Study material:
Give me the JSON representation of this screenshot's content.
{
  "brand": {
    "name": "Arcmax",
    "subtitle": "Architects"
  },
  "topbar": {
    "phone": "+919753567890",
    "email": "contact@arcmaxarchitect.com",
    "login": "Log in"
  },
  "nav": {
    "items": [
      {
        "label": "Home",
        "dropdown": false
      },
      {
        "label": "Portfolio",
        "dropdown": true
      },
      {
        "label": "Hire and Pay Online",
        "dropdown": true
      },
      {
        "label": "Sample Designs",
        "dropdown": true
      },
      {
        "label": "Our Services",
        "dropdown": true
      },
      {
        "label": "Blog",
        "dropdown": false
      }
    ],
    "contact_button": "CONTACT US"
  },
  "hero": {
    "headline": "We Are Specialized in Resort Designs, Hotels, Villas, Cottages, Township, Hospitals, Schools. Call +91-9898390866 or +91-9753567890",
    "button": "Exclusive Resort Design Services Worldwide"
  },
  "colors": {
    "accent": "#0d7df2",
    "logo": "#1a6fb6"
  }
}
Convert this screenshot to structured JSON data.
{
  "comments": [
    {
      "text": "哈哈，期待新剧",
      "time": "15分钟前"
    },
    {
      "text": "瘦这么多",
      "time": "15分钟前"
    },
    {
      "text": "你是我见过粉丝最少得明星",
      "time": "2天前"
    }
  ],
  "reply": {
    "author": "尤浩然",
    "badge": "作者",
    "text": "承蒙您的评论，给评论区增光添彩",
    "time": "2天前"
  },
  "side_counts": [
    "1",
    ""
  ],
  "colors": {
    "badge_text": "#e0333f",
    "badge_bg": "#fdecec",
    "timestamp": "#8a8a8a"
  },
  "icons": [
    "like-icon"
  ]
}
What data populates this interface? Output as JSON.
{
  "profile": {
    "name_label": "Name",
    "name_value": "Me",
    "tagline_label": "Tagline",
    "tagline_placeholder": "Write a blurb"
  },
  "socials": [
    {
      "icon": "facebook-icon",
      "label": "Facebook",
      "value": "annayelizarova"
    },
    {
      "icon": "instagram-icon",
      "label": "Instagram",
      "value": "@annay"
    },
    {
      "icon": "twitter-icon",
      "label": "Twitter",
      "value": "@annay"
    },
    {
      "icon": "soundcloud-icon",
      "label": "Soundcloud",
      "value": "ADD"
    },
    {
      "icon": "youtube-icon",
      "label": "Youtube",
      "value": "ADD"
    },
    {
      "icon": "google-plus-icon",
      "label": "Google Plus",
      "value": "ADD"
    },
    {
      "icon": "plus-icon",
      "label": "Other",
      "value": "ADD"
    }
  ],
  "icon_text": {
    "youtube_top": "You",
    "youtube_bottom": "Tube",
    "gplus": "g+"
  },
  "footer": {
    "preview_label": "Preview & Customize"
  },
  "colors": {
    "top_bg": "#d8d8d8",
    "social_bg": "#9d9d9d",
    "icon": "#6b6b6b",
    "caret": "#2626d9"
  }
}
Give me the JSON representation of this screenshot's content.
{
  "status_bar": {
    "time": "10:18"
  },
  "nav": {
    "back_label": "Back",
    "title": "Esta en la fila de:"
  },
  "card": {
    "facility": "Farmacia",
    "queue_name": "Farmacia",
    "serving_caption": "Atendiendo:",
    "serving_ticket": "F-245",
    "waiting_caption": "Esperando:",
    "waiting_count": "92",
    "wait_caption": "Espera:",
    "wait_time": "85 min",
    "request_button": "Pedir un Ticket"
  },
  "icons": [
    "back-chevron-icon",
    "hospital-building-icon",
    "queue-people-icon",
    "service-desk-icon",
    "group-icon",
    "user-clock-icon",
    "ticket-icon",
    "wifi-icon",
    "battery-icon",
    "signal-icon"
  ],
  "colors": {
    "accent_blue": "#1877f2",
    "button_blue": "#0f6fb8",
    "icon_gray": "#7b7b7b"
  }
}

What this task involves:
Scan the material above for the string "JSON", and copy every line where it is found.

Answer to this task:
Give me the JSON representation of this screenshot's content.
Convert this screenshot to structured JSON data.
What data populates this interface? Output as JSON.
Give me the JSON representation of this screenshot's content.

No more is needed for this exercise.